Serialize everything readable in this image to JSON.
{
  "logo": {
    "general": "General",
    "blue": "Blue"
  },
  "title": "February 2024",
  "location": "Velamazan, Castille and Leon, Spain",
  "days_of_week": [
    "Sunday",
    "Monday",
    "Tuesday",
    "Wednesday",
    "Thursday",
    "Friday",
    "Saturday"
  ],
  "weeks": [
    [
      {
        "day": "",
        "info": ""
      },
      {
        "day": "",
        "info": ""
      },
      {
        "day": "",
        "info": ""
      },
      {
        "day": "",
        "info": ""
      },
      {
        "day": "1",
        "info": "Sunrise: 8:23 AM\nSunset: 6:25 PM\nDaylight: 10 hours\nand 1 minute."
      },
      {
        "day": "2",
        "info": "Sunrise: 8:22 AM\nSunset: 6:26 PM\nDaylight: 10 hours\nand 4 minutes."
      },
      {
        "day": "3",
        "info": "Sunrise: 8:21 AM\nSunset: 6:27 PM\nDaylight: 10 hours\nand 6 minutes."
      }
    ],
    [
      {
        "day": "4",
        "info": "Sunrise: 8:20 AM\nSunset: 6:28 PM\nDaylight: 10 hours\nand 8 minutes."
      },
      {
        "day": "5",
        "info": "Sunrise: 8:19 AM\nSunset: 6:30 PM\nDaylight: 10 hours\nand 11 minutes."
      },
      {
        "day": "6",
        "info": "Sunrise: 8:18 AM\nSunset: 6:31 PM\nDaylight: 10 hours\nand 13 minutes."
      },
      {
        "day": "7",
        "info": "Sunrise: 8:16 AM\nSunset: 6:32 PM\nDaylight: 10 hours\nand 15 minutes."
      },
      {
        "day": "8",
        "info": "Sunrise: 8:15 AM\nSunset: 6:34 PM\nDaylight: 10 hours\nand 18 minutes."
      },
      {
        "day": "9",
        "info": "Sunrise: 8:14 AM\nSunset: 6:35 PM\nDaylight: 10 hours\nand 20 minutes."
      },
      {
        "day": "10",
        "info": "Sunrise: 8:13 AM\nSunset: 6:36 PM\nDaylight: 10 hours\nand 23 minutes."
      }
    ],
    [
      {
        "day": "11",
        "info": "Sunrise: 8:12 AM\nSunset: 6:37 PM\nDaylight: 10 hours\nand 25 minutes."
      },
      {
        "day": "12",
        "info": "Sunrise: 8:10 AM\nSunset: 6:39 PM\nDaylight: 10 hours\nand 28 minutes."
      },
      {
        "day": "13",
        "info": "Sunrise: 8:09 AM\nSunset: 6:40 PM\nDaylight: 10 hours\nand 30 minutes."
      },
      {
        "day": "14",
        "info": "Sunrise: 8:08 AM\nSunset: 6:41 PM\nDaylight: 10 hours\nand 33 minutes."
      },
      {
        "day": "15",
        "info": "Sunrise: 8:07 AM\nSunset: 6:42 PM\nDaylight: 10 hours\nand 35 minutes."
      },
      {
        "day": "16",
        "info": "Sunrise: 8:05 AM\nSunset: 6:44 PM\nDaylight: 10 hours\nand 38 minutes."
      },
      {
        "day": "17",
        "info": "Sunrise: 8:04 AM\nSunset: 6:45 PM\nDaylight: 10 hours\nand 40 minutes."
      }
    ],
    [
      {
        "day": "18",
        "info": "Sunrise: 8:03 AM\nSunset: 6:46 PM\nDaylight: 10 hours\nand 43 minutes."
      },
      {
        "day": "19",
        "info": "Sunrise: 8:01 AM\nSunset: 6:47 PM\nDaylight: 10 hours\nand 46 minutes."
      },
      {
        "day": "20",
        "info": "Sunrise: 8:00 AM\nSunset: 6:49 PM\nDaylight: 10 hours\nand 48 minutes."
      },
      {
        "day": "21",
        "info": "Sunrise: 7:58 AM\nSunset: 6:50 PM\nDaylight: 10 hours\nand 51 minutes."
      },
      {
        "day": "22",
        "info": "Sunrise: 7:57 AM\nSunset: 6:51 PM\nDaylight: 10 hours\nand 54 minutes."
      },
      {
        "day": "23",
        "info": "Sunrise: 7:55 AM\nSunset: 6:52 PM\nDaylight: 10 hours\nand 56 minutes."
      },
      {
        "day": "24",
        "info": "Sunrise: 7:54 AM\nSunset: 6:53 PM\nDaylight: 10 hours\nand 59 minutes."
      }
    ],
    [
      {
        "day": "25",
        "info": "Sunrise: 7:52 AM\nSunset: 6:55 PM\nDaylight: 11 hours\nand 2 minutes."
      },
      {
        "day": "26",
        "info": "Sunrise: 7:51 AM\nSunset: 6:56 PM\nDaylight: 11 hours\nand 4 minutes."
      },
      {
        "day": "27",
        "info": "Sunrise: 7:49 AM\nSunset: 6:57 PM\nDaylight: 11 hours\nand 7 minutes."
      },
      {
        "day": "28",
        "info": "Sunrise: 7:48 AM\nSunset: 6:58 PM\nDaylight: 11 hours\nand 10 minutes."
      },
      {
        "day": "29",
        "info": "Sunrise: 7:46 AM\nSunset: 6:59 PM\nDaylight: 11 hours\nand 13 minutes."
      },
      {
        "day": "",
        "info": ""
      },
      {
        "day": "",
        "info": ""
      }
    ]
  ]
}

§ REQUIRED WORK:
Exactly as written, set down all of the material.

§ RESULT OF THIS EXERCISE:
Serialize everything readable in this image to JSON.
{
  "logo": {
    "general": "General",
    "blue": "Blue"
  },
  "title": "February 2024",
  "location": "Velamazan, Castille and Leon, Spain",
  "days_of_week": [
    "Sunday",
    "Monday",
    "Tuesday",
    "Wednesday",
    "Thursday",
    "Friday",
    "Saturday"
  ],
  "weeks": [
    [
      {
        "day": "",
        "info": ""
      },
      {
        "day": "",
        "info": ""
      },
      {
        "day": "",
        "info": ""
      },
      {
        "day": "",
        "info": ""
      },
      {
        "day": "1",
        "info": "Sunrise: 8:23 AM\nSunset: 6:25 PM\nDaylight: 10 hours\nand 1 minute."
      },
      {
        "day": "2",
        "info": "Sunrise: 8:22 AM\nSunset: 6:26 PM\nDaylight: 10 hours\nand 4 minutes."
      },
      {
        "day": "3",
        "info": "Sunrise: 8:21 AM\nSunset: 6:27 PM\nDaylight: 10 hours\nand 6 minutes."
      }
    ],
    [
      {
        "day": "4",
        "info": "Sunrise: 8:20 AM\nSunset: 6:28 PM\nDaylight: 10 hours\nand 8 minutes."
      },
      {
        "day": "5",
        "info": "Sunrise: 8:19 AM\nSunset: 6:30 PM\nDaylight: 10 hours\nand 11 minutes."
      },
      {
        "day": "6",
        "info": "Sunrise: 8:18 AM\nSunset: 6:31 PM\nDaylight: 10 hours\nand 13 minutes."
      },
      {
        "day": "7",
        "info": "Sunrise: 8:16 AM\nSunset: 6:32 PM\nDaylight: 10 hours\nand 15 minutes."
      },
      {
        "day": "8",
        "info": "Sunrise: 8:15 AM\nSunset: 6:34 PM\nDaylight: 10 hours\nand 18 minutes."
      },
      {
        "day": "9",
        "info": "Sunrise: 8:14 AM\nSunset: 6:35 PM\nDaylight: 10 hours\nand 20 minutes."
      },
      {
        "day": "10",
        "info": "Sunrise: 8:13 AM\nSunset: 6:36 PM\nDaylight: 10 hours\nand 23 minutes."
      }
    ],
    [
      {
        "day": "11",
        "info": "Sunrise: 8:12 AM\nSunset: 6:37 PM\nDaylight: 10 hours\nand 25 minutes."
      },
      {
        "day": "12",
        "info": "Sunrise: 8:10 AM\nSunset: 6:39 PM\nDaylight: 10 hours\nand 28 minutes."
      },
      {
        "day": "13",
        "info": "Sunrise: 8:09 AM\nSunset: 6:40 PM\nDaylight: 10 hours\nand 30 minutes."
      },
      {
        "day": "14",
        "info": "Sunrise: 8:08 AM\nSunset: 6:41 PM\nDaylight: 10 hours\nand 33 minutes."
      },
      {
        "day": "15",
        "info": "Sunrise: 8:07 AM\nSunset: 6:42 PM\nDaylight: 10 hours\nand 35 minutes."
      },
      {
        "day": "16",
        "info": "Sunrise: 8:05 AM\nSunset: 6:44 PM\nDaylight: 10 hours\nand 38 minutes."
      },
      {
        "day": "17",
        "info": "Sunrise: 8:04 AM\nSunset: 6:45 PM\nDaylight: 10 hours\nand 40 minutes."
      }
    ],
    [
      {
        "day": "18",
        "info": "Sunrise: 8:03 AM\nSunset: 6:46 PM\nDaylight: 10 hours\nand 43 minutes."
      },
      {
        "day": "19",
        "info": "Sunrise: 8:01 AM\nSunset: 6:47 PM\nDaylight: 10 hours\nand 46 minutes."
      },
      {
        "day": "20",
        "info": "Sunrise: 8:00 AM\nSunset: 6:49 PM\nDaylight: 10 hours\nand 48 minutes."
      },
      {
        "day": "21",
        "info": "Sunrise: 7:58 AM\nSunset: 6:50 PM\nDaylight: 10 hours\nand 51 minutes."
      },
      {
        "day": "22",
        "info": "Sunrise: 7:57 AM\nSunset: 6:51 PM\nDaylight: 10 hours\nand 54 minutes."
      },
      {
        "day": "23",
        "info": "Sunrise: 7:55 AM\nSunset: 6:52 PM\nDaylight: 10 hours\nand 56 minutes."
      },
      {
        "day": "24",
        "info": "Sunrise: 7:54 AM\nSunset: 6:53 PM\nDaylight: 10 hours\nand 59 minutes."
      }
    ],
    [
      {
        "day": "25",
        "info": "Sunrise: 7:52 AM\nSunset: 6:55 PM\nDaylight: 11 hours\nand 2 minutes."
      },
      {
        "day": "26",
        "info": "Sunrise: 7:51 AM\nSunset: 6:56 PM\nDaylight: 11 hours\nand 4 minutes."
      },
      {
        "day": "27",
        "info": "Sunrise: 7:49 AM\nSunset: 6:57 PM\nDaylight: 11 hours\nand 7 minutes."
      },
      {
        "day": "28",
        "info": "Sunrise: 7:48 AM\nSunset: 6:58 PM\nDaylight: 11 hours\nand 10 minutes."
      },
      {
        "day": "29",
        "info": "Sunrise: 7:46 AM\nSunset: 6:59 PM\nDaylight: 11 hours\nand 13 minutes."
      },
      {
        "day": "",
        "info": ""
      },
      {
        "day": "",
        "info": ""
      }
    ]
  ]
}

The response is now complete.